Beyond all the things we will miss, this Labor Day will probably give millions of Americans a strange mixture of feelings: On the one hand, we will still be commemorating the men and women whose labor built our great country. On the other hand, such a truncated holiday is bound to intensify our feelings of loss and remind us of how suddenly it all came about.
But Americans are the most resourceful, resilient and enterprising people on Earth, and so we should all be confident that our nation is going to come back stronger than ever. The labor that we celebrate on Labor Day made us great, and it is going to keep right on doing that through the pandemic and into the future.
Even as we look to the future, it’s always fascinating to look back in history to learn how institutions like Labor Day got started:
The first Labor Day was celebrated on Sept. 5, 1882, in New York City.
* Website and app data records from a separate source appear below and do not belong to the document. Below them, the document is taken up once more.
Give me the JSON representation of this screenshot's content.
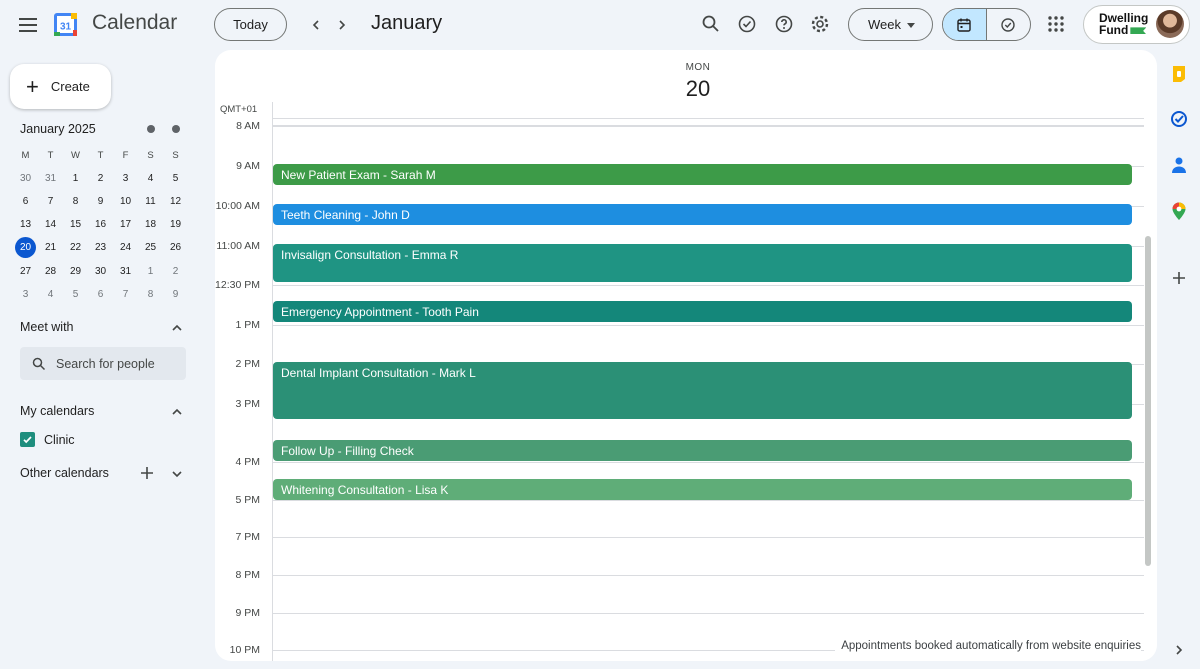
{
  "app": {
    "title": "Calendar",
    "logo_number": "31"
  },
  "header": {
    "today_label": "Today",
    "month": "January",
    "view_label": "Week",
    "account_brand_line1": "Dwelling",
    "account_brand_line2": "Fund"
  },
  "sidebar": {
    "create_label": "Create",
    "mini_calendar": {
      "title": "January 2025",
      "weekdays": [
        "M",
        "T",
        "W",
        "T",
        "F",
        "S",
        "S"
      ],
      "weeks": [
        [
          "30",
          "31",
          "1",
          "2",
          "3",
          "4",
          "5"
        ],
        [
          "6",
          "7",
          "8",
          "9",
          "10",
          "11",
          "12"
        ],
        [
          "13",
          "14",
          "15",
          "16",
          "17",
          "18",
          "19"
        ],
        [
          "20",
          "21",
          "22",
          "23",
          "24",
          "25",
          "26"
        ],
        [
          "27",
          "28",
          "29",
          "30",
          "31",
          "1",
          "2"
        ],
        [
          "3",
          "4",
          "5",
          "6",
          "7",
          "8",
          "9"
        ]
      ],
      "selected": "20"
    },
    "meet_with_title": "Meet with",
    "search_people_placeholder": "Search for people",
    "my_calendars_title": "My calendars",
    "my_calendars": [
      {
        "label": "Clinic",
        "checked": true,
        "color": "#1e8e7e"
      }
    ],
    "other_calendars_title": "Other calendars"
  },
  "day_view": {
    "weekday": "MON",
    "date": "20",
    "timezone": "QMT+01",
    "hours": [
      "8 AM",
      "9 AM",
      "10:00 AM",
      "11:00 AM",
      "12:30 PM",
      "1 PM",
      "2 PM",
      "3 PM",
      "4 PM",
      "5 PM",
      "7 PM",
      "8 PM",
      "9 PM",
      "10 PM"
    ],
    "events": [
      {
        "title": "New Patient Exam - Sarah M",
        "color": "#3d9b48"
      },
      {
        "title": "Teeth Cleaning - John D",
        "color": "#1e8ee0"
      },
      {
        "title": "Invisalign Consultation - Emma R",
        "color": "#1f9483"
      },
      {
        "title": "Emergency Appointment - Tooth Pain",
        "color": "#14877a"
      },
      {
        "title": "Dental Implant Consultation - Mark L",
        "color": "#2b9076"
      },
      {
        "title": "Follow Up - Filling Check",
        "color": "#4a9c74"
      },
      {
        "title": "Whitening Consultation - Lisa K",
        "color": "#5fad78"
      }
    ],
    "footnote": "Appointments booked automatically from website enquiries"
  },
  "colors": {
    "accent": "#0b57d0",
    "selected_view": "#c2e7ff"
  },
  "icons": {
    "header": [
      "menu-icon",
      "search-icon",
      "task-check-icon",
      "help-icon",
      "settings-icon",
      "calendar-view-icon",
      "tasks-view-icon",
      "apps-grid-icon"
    ],
    "rail": [
      "keep-icon",
      "tasks-icon",
      "contacts-icon",
      "maps-icon",
      "add-icon",
      "expand-icon"
    ]
  }
}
In 1884, the first Monday in September was chosen to mark the occasion, and New York’s Central Labor Union urged its counterparts in other cities to follow the example. The idea caught on and by 1894 more than half the states were observing a “workingmen’s holiday.” In June of that year, President Grover Cleveland signed legislation designating the first Monday in September as Labor Day.
In the 1800s, at the height of the Industrial Revolution the average American worked 12 hours a days, 7 days a week. Despite restrictions in some states, children as young as 5 worked in mills and factories, many of them facing seriously unsafe conditions.
Some protests turned violent, including the infamous Haymarket Riot of 1886. But change did come about. The Adamson Act of 1916 that established an eight-hour work day was the beginning of a new era of rights and protections for working people, including, finally, the abolition of child labor in 1938.
Our best wishes to you and all of yours for a happy and especially safe Labor Day 2020.
Robert L. Dilenschneider is founder and chairman of The Dilenschneider Group, a global public relations and communications consulting firm headquartered in New York City. The former CEO of Hill and Knowlton, Inc., he is also author of more than a dozen books, including the best-selling “Power and Influence.”
No comments have been submitted for this story yet.